BEGIN

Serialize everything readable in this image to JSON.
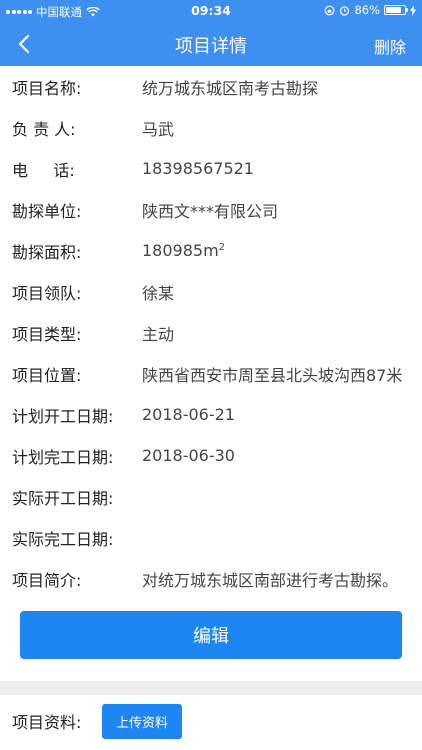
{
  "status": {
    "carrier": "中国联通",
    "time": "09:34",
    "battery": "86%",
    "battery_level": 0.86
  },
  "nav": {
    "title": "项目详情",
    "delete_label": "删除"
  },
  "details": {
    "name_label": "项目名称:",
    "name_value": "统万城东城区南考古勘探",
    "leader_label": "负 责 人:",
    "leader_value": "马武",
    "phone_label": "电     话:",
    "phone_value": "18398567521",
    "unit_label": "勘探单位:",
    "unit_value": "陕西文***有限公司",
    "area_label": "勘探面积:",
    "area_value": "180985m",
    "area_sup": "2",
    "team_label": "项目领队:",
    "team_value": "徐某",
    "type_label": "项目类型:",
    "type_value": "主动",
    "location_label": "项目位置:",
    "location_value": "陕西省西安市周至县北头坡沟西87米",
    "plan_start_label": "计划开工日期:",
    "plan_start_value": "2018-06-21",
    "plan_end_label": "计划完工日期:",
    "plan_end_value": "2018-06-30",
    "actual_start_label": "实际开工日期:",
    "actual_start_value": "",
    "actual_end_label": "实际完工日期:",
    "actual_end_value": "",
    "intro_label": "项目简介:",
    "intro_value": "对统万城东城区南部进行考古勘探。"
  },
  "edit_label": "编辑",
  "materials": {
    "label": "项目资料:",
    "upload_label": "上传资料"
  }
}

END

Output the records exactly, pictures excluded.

Serialize everything readable in this image to JSON.
{
  "status": {
    "carrier": "中国联通",
    "time": "09:34",
    "battery": "86%",
    "battery_level": 0.86
  },
  "nav": {
    "title": "项目详情",
    "delete_label": "删除"
  },
  "details": {
    "name_label": "项目名称:",
    "name_value": "统万城东城区南考古勘探",
    "leader_label": "负 责 人:",
    "leader_value": "马武",
    "phone_label": "电     话:",
    "phone_value": "18398567521",
    "unit_label": "勘探单位:",
    "unit_value": "陕西文***有限公司",
    "area_label": "勘探面积:",
    "area_value": "180985m",
    "area_sup": "2",
    "team_label": "项目领队:",
    "team_value": "徐某",
    "type_label": "项目类型:",
    "type_value": "主动",
    "location_label": "项目位置:",
    "location_value": "陕西省西安市周至县北头坡沟西87米",
    "plan_start_label": "计划开工日期:",
    "plan_start_value": "2018-06-21",
    "plan_end_label": "计划完工日期:",
    "plan_end_value": "2018-06-30",
    "actual_start_label": "实际开工日期:",
    "actual_start_value": "",
    "actual_end_label": "实际完工日期:",
    "actual_end_value": "",
    "intro_label": "项目简介:",
    "intro_value": "对统万城东城区南部进行考古勘探。"
  },
  "edit_label": "编辑",
  "materials": {
    "label": "项目资料:",
    "upload_label": "上传资料"
  }
}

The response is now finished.